The FF91 is a high-tech electric luxury hatchback. Image courtesy of Faraday Future.
The FF91 is a high-tech electric luxury hatchback. Image courtesy of Faraday Future.

US electric vehicle startup Faraday Future has this week unveiled its first ever production vehicle – the FF 91.

Shown off for the first time at a company press event prior to CES 2017, the vehicle is a luxury battery electric hatchback, with a range of high-tech capabilities.

Specifically, the car has an incredibly fast acceleration of 0-60 mph (0-96.5km/h) in 2.39 seconds and a total range of 378 miles (608km) on a single charge.

Both of these specs put the vehicle marginally ahead of its closest competitor, the Tesla Model S.

Similar to the Model S, the FF91 also contains advanced autonomous driving capabilities. All up the car contains 36 sensors including 13 long and short range radars, 12 ultrasonic sensors, 10 high definition cameras and 1 3D retractable lidar.

During the company event, Faraday Future showed off a feature (with only partial success) whereby the car could autonomously park itself.

So far, Faraday Future has yet to announce how much the vehicle will cost, however, it is already taking pro-orders for a (refundable) $5000 deposit. The company claims to have already received 64,124 such reservations following the launch.

If all goes to plan the FF91 will begin shipping to customers by 2018, however, a more specific release date has not been confirmed.

Questions remain on Faraday Future

While the FF91 was announced in a flashy performance, many have questioned the company’s ability to eventually deliver on their product.

The primary concern is that the company, which lacks any real experience in mass producing vehicles, will be unable to deliver the FF91 within the two-year time frame.
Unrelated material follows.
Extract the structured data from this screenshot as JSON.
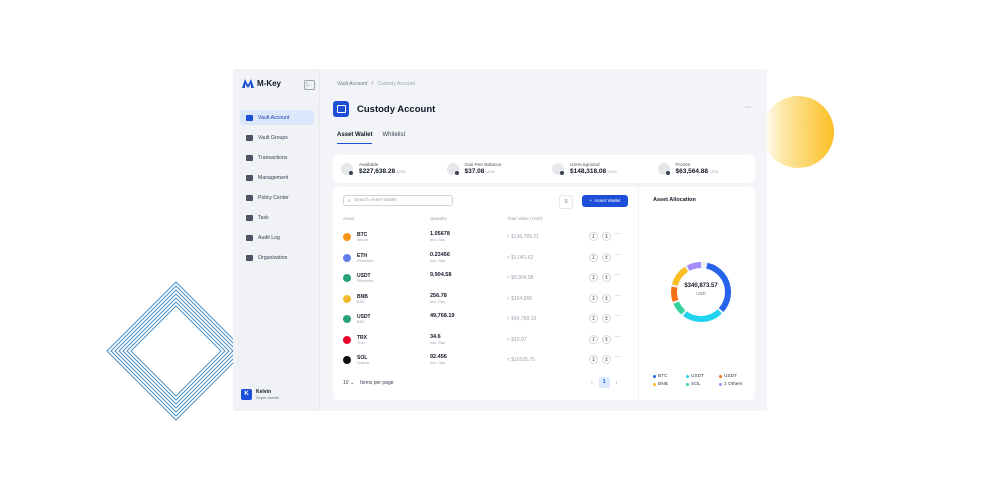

Prior to the car’s unveiling the company had been swamped by bad press, ranging from the news that the company’s flagship factory was not yet under construction to reports that many high-level figures within the company were jumping ship.

Moreover, little is known about the company’s relationship with primary investor LeEco, a Chinese electronics manufacturer, or indeed who even is the CEO of Faraday Future.

All this uncertainty means that the 2018 shipping date is likely to slip if of course the vehicle ever makes it to full-scale production at all.